About this task
The answer must consist of every line below that holds the word "thumbs".

App and web page records
★ ★ ★ ★
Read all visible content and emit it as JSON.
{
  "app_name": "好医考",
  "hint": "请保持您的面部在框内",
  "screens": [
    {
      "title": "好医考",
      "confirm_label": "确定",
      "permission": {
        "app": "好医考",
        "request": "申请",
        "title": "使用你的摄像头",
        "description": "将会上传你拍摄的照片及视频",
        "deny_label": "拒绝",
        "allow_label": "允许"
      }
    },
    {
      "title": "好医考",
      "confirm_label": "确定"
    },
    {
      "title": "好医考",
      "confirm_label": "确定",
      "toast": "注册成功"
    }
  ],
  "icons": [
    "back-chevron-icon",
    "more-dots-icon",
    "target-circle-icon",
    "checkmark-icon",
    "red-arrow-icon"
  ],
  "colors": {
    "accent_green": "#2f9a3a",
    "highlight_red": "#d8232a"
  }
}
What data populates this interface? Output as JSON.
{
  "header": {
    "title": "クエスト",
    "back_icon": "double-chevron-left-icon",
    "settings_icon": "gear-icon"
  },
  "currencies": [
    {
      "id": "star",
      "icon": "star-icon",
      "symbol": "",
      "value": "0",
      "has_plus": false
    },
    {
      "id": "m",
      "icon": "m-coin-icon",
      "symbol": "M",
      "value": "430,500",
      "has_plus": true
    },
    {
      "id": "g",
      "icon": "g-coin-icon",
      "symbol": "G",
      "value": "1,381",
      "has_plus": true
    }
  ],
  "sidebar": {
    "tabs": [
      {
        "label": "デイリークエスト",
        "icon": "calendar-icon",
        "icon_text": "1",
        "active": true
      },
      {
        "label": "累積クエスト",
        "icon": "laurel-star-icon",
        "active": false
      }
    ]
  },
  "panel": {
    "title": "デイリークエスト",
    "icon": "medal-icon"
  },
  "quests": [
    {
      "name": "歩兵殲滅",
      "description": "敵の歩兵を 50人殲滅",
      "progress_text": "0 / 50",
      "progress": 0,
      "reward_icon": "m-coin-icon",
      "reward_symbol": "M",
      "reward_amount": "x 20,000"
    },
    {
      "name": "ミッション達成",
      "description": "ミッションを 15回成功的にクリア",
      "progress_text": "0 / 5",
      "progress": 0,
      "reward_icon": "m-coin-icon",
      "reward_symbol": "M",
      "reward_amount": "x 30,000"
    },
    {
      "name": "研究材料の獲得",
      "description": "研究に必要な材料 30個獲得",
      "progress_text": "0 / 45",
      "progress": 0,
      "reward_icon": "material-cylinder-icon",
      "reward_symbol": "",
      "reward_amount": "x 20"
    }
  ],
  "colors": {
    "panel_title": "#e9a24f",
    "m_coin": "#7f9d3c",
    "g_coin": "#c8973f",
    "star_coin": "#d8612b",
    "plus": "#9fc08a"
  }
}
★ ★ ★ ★
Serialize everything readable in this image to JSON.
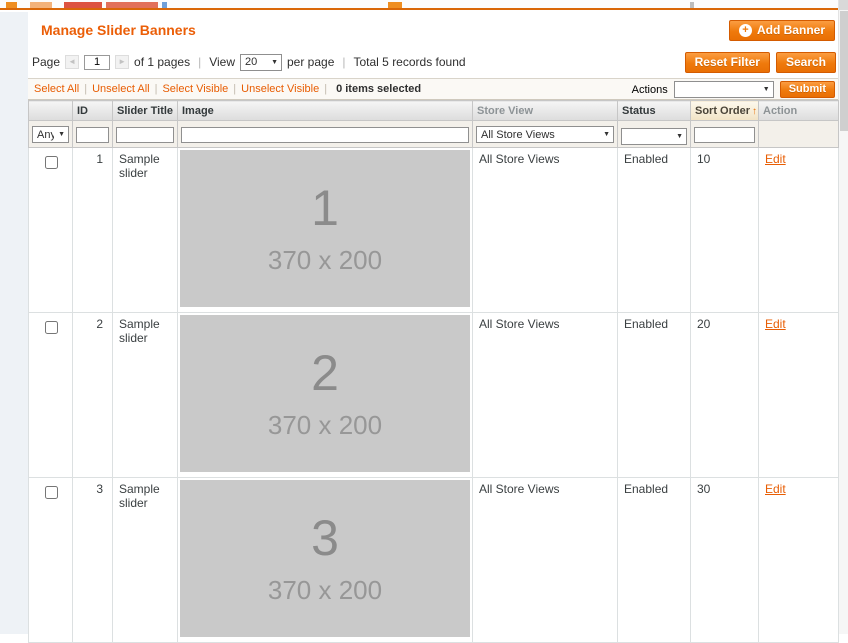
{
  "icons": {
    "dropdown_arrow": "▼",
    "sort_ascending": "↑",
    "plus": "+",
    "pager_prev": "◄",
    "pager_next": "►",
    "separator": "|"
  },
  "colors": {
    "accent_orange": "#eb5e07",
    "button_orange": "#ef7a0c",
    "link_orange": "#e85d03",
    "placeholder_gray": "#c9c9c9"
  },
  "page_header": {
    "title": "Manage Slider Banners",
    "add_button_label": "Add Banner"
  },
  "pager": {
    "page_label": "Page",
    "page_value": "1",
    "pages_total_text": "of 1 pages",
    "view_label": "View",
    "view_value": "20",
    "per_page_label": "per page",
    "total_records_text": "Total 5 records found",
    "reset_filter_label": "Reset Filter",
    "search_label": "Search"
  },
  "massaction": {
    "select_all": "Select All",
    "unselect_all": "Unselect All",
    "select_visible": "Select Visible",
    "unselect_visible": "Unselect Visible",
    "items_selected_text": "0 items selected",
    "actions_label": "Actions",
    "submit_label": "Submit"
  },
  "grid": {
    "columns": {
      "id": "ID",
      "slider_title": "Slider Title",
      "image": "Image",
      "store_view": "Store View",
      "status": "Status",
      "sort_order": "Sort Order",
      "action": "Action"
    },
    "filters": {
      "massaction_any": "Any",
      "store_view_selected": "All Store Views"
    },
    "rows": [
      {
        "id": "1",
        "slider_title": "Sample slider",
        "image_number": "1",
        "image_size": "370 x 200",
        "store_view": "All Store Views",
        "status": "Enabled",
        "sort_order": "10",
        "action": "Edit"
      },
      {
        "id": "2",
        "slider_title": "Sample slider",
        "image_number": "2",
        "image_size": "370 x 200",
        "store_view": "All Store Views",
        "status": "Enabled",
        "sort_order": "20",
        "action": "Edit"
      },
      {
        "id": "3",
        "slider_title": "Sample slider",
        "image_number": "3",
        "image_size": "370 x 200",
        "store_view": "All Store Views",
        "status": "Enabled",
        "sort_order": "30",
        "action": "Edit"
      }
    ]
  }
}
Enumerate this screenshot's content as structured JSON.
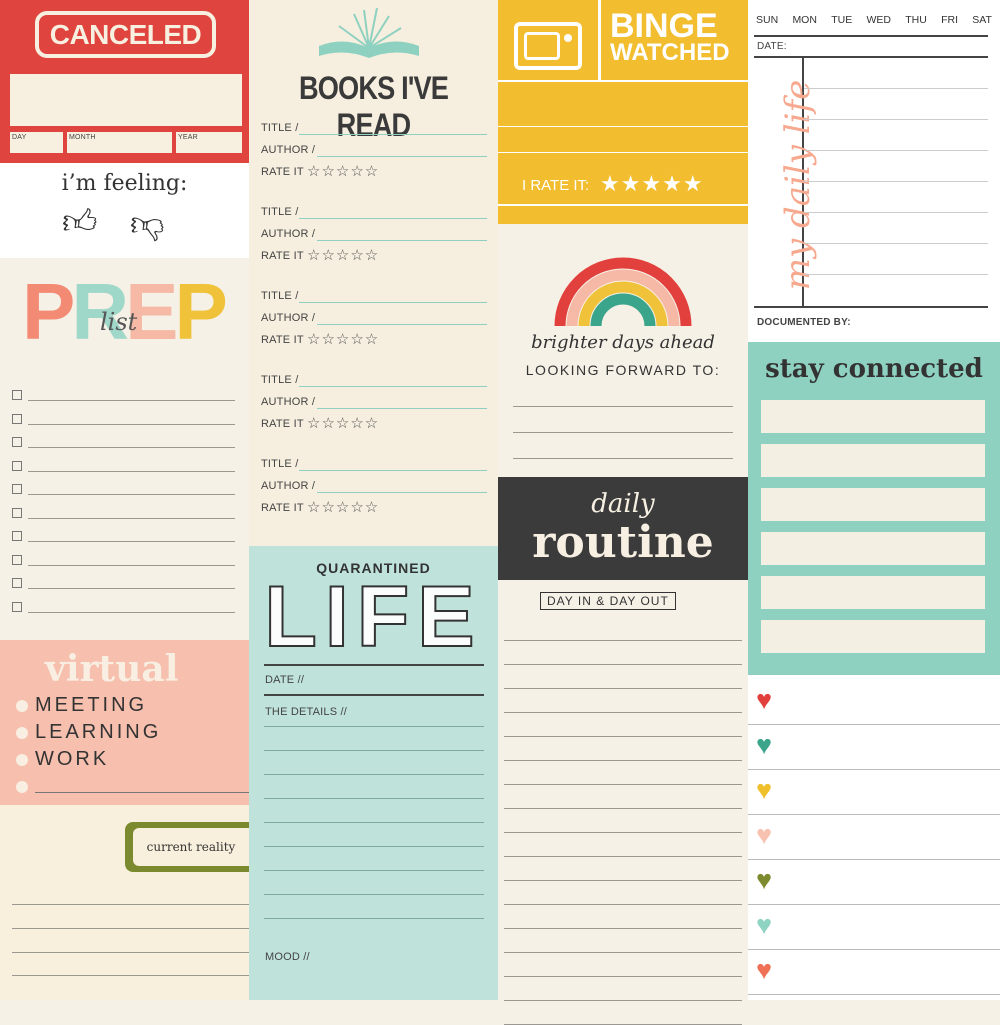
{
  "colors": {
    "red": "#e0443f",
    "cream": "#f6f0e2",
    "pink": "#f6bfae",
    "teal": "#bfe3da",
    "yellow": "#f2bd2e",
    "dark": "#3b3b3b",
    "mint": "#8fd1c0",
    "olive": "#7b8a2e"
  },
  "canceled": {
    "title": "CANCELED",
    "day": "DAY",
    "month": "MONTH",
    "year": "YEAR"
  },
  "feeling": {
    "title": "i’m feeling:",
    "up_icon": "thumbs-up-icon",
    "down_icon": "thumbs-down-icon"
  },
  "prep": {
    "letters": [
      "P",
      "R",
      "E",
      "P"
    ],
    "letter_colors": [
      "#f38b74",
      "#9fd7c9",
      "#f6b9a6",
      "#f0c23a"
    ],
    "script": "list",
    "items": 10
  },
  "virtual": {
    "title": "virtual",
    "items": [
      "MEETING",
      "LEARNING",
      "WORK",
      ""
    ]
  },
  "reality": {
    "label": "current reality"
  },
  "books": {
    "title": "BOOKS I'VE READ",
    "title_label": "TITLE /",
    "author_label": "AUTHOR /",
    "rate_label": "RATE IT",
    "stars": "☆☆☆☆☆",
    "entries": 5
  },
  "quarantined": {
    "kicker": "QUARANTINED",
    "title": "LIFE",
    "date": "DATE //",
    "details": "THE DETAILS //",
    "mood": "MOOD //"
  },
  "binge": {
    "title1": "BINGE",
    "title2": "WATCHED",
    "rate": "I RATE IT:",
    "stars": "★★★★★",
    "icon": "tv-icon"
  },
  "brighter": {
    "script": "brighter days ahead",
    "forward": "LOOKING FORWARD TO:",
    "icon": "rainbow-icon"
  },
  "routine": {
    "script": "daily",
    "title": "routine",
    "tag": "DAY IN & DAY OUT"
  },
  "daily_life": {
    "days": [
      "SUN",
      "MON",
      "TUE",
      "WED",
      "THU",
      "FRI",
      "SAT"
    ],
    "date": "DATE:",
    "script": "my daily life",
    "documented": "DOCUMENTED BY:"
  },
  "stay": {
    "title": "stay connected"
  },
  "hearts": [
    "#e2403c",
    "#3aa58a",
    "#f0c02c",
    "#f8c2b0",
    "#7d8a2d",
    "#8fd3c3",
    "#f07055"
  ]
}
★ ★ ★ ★
Solution
    "up_icon": "thumbs-up-icon",
    "down_icon": "thumbs-down-icon"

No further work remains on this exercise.